Task to complete – From the data that follows, copy every line with the string "Reminder".

[Source records]
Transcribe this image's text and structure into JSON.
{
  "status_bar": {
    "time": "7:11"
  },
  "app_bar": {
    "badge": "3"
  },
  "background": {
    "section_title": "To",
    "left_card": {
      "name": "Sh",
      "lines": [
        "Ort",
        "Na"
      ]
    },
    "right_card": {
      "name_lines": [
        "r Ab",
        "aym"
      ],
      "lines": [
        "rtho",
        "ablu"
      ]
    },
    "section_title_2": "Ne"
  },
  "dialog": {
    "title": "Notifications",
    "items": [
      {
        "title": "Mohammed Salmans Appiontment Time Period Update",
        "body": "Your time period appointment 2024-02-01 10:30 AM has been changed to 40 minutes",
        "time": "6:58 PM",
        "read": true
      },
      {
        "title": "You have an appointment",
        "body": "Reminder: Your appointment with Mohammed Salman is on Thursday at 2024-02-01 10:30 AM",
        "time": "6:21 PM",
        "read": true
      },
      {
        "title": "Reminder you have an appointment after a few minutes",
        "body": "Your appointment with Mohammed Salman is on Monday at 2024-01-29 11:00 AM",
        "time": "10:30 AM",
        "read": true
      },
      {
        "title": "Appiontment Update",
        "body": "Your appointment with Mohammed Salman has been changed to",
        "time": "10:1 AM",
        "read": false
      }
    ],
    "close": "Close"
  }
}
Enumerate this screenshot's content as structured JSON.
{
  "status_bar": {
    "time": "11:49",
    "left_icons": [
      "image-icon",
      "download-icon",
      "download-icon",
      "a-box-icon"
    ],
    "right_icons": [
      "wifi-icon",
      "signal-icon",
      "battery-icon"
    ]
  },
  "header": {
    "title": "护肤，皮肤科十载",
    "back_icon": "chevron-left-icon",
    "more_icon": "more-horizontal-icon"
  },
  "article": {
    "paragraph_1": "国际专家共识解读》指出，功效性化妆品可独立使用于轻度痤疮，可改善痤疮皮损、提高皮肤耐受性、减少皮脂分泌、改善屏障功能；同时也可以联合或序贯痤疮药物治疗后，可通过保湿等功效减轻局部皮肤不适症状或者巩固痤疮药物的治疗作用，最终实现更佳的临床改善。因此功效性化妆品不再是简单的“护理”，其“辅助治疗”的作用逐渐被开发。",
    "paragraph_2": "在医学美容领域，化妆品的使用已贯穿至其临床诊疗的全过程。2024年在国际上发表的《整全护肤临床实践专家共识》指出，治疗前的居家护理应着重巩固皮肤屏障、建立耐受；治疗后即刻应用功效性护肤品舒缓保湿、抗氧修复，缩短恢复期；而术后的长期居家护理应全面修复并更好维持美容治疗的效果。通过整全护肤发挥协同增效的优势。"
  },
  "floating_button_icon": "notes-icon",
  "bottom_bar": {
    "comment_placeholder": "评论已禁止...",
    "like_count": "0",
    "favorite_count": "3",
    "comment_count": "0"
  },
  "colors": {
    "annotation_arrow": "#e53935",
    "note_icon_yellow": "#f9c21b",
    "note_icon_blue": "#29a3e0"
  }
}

Output for this exercise –
        "body": "Reminder: Your appointment with Mohammed Salman is on Thursday at 2024-02-01 10:30 AM",
        "title": "Reminder you have an appointment after a few minutes",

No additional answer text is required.